Posts Tagged ‘Packard’

Iowa Gumbo Snared Lincoln Highway Travelers

January 16, 2018


Early motorists writing of cross-country journeys had little to say east of the Mississippi; once on Iowa’s dirt roads, they couldn’t stop. Iowa was notorious for “gumbo” mud, a result of the land between the Mississippi and Missouri Rivers once having been submerged. Superb for crops, that same rich soil stymied cars when wet.

Making matters worse, Iowa’s roads were improved at the county level, where voters preferred minor overall improvements over diverting more funds to the Lincoln Highway. LHA president Henry Joy took the state legislature to task in a scathing article for Collier’s in 1916: “Not a wheel turns outside the paved streets of her cities during or for sometime after the frequent heavy rains…. Millions of dollars worth of wheeled vehicles become, for the time being, worthless.”


Henry Joy in gumbo near La Mouille, Iowa, June 1915. [UM 1964]

That article followed a 1915 trip that Joy made with LHA secretary Austin Bement and Packard mechanic Ernie Eisenhut in a new Packard 1-35 Twin Six, the first 12-cylinder production car. His photo album, with hundreds of snapshots from the muddy 2,885-mile journey, can be found at the University of Michigan’s Bentley Library. The captions themselves are often entertaining:

“Nearing Tama, Iowa, our rear wheels threw gumbo higher than the telephone poles.”

“The natives took reserved seats to watch us work their roads.”

“Three hours were spent in this mud hole near Tama.”

“Four hours were needed to dislodge us from the Lincoln Highway east of Marshaltown.”

“He pulled us out for $3.00 and a drink of whiskey.”

In By Motor to the Golden Gate (1916), future etiquette writer Emily Post wrote, “Illinois mud is slippery and slyly eager to push unstable tourists into the ditch, but in Iowa it lurks in unfathomable treachery, loath to let anything ever get out again that once ventures into it. Our progress through it became hideously like that of a fly crawling through yellow flypaper…. Our wheels, even with chains on, had no more hold than revolving cakes of soap might have on slanting wet marble.”

By 1920, with more than 430,000 registered vehicles, Iowa still had only 25 miles of paved roads outside of cities.
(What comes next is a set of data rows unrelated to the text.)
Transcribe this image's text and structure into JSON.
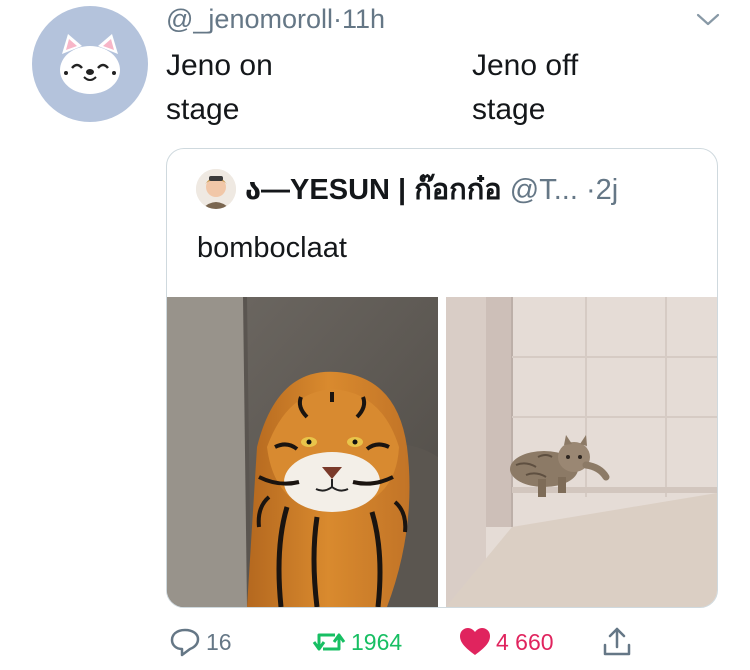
{
  "tweet": {
    "handle": "@_jenomoroll",
    "separator": "·",
    "time": "11h",
    "text_left": "Jeno on\nstage",
    "text_right": "Jeno off\nstage"
  },
  "quote": {
    "name": "ა—YESUN | ก๊อกก๋อ",
    "handle": "@T...",
    "separator": "·",
    "time": "2j",
    "text": "bomboclaat",
    "media": [
      "tiger-photo",
      "cat-photo"
    ]
  },
  "actions": {
    "replies": "16",
    "retweets": "1964",
    "likes": "4 660"
  },
  "colors": {
    "avatar_bg": "#b4c3dc",
    "retweet": "#17bf63",
    "like": "#e0245e",
    "muted": "#657786"
  },
  "icons": [
    "chevron-down-icon",
    "reply-icon",
    "retweet-icon",
    "heart-icon",
    "share-icon"
  ]
}
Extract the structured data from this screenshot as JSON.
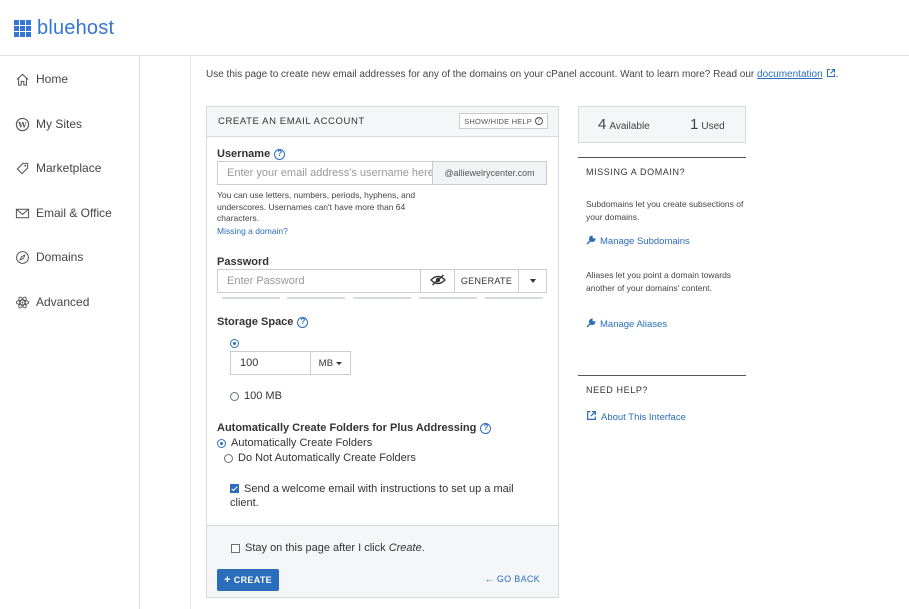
{
  "brand": {
    "name": "bluehost",
    "accent": "#3575d3",
    "link_color": "#2a6ebb"
  },
  "sidebar": {
    "items": [
      {
        "label": "Home",
        "icon": "home-icon"
      },
      {
        "label": "My Sites",
        "icon": "wordpress-icon"
      },
      {
        "label": "Marketplace",
        "icon": "tag-icon"
      },
      {
        "label": "Email & Office",
        "icon": "envelope-icon"
      },
      {
        "label": "Domains",
        "icon": "compass-icon"
      },
      {
        "label": "Advanced",
        "icon": "atom-icon"
      }
    ]
  },
  "intro": {
    "text": "Use this page to create new email addresses for any of the domains on your cPanel account. Want to learn more? Read our ",
    "link": "documentation",
    "end": "."
  },
  "form": {
    "title": "CREATE AN EMAIL ACCOUNT",
    "help_toggle": "SHOW/HIDE HELP",
    "username": {
      "label": "Username",
      "placeholder": "Enter your email address's username here.",
      "domain": "@alliewelrycenter.com",
      "hint": "You can use letters, numbers, periods, hyphens, and underscores. Usernames can't have more than 64 characters.",
      "missing_link": "Missing a domain?"
    },
    "password": {
      "label": "Password",
      "placeholder": "Enter Password",
      "generate": "GENERATE"
    },
    "storage": {
      "label": "Storage Space",
      "value": "100",
      "unit": "MB",
      "option_fixed": "100 MB"
    },
    "folders": {
      "label": "Automatically Create Folders for Plus Addressing",
      "opt_auto": "Automatically Create Folders",
      "opt_none": "Do Not Automatically Create Folders"
    },
    "welcome": {
      "line1": "Send a welcome email with instructions to set up a mail",
      "line2": "client.",
      "checked": true
    },
    "stay": {
      "text": "Stay on this page after I click ",
      "emph": "Create",
      "end": ".",
      "checked": false
    },
    "create_label": "CREATE",
    "back_label": "GO BACK"
  },
  "stats": {
    "available_n": "4",
    "available_label": "Available",
    "used_n": "1",
    "used_label": "Used"
  },
  "missing_domain": {
    "title": "MISSING A DOMAIN?",
    "sub_text": "Subdomains let you create subsections of your domains.",
    "sub_link": "Manage Subdomains",
    "alias_text": "Aliases let you point a domain towards another of your domains' content.",
    "alias_link": "Manage Aliases"
  },
  "need_help": {
    "title": "NEED HELP?",
    "link": "About This Interface"
  }
}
The 1924 LHA guide warned, “It is folly to try to drive on Iowa dirt roads, during or immediately after a heavy rain.”

Dry spells brought horrible clouds of dust but it was the gumbo that was forever remembered. George Schuster said it best in his recollection of Ogden, Iowa, during the 1908 New York–to–Paris race: “It rained all day, the mud is nearly hub deep. We slid from one side of the road to the other. We covered more miles sidewise than ahead.”


Lincoln Highway talks will cover NY-to-SF travel

February 15, 2011

Two Lincoln Highway talks are planned this week. Bonnie Heimbach, project director of the Lincoln Highway Coalition, will speak at Kishwaukee Valley Heritage Society’s Brown Bag Luncheon from noon-1 p.m. Wednesday, Feb. 16, 2011 (at the Water Works Building, 622 Park Ave., Genoa) about the transcontinental road and its impact on Illinois. The luncheon also will feature the LHC’s traveling exhibit of the Lincoln Highway. There is no charge to attend, but donations are welcome. For more information, call (815) 784-5559.

Above, the offical LHA Packard visits the. MacMahon memorial brick pillar near Crestline, Ohio. Courtesy Univ. of Michigan, Special Collections Library.

On Saturday, February 19, Bob Lichty, Past President of the Lincoln Highway Association and former board member of Ohio’s Lincoln Highway Heritage Corridor, will discuss the Lincoln Highway at The National Packard Museum in Warren, Ohio, northwest of Youngstown. His talk will include a brief history of the road, recollections of the 2003 Cross Country tour, and a preview of the LHA centennial tours in 2013.

The presentation, from 11 a.m. to noon, is part of the museum’s Coffee and Donut Seminar Series that coincides with its 1th Annual Antique Motorcycle exhibit, “Motorcycles on Main Street,” which feature a collection of more than 30 significant two wheel machines. They are on display through May 29 alongside 25 beautiful Packard automobiles and memorabilia from the museum’s outstanding collection.

The educational seminars are free and open to the public but you must pre-register. For more information or to registar call the museum at (330) 394-1899.